### [Provided data]
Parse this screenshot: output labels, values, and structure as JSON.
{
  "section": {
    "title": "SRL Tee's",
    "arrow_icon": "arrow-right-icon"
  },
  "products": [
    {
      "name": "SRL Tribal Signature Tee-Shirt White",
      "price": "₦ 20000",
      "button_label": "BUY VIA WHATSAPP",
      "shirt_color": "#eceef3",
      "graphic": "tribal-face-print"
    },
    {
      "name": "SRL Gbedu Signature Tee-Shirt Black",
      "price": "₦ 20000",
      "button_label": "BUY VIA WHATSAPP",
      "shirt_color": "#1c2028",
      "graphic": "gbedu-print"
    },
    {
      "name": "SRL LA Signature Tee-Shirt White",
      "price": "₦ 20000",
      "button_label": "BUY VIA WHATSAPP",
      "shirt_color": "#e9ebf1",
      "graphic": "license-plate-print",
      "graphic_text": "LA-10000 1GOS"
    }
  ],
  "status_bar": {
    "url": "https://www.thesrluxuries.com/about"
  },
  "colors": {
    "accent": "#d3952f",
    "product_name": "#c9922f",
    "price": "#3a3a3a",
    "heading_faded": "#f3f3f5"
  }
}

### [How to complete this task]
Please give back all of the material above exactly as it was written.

### [Answer to this exercise]
Parse this screenshot: output labels, values, and structure as JSON.
{
  "section": {
    "title": "SRL Tee's",
    "arrow_icon": "arrow-right-icon"
  },
  "products": [
    {
      "name": "SRL Tribal Signature Tee-Shirt White",
      "price": "₦ 20000",
      "button_label": "BUY VIA WHATSAPP",
      "shirt_color": "#eceef3",
      "graphic": "tribal-face-print"
    },
    {
      "name": "SRL Gbedu Signature Tee-Shirt Black",
      "price": "₦ 20000",
      "button_label": "BUY VIA WHATSAPP",
      "shirt_color": "#1c2028",
      "graphic": "gbedu-print"
    },
    {
      "name": "SRL LA Signature Tee-Shirt White",
      "price": "₦ 20000",
      "button_label": "BUY VIA WHATSAPP",
      "shirt_color": "#e9ebf1",
      "graphic": "license-plate-print",
      "graphic_text": "LA-10000 1GOS"
    }
  ],
  "status_bar": {
    "url": "https://www.thesrluxuries.com/about"
  },
  "colors": {
    "accent": "#d3952f",
    "product_name": "#c9922f",
    "price": "#3a3a3a",
    "heading_faded": "#f3f3f5"
  }
}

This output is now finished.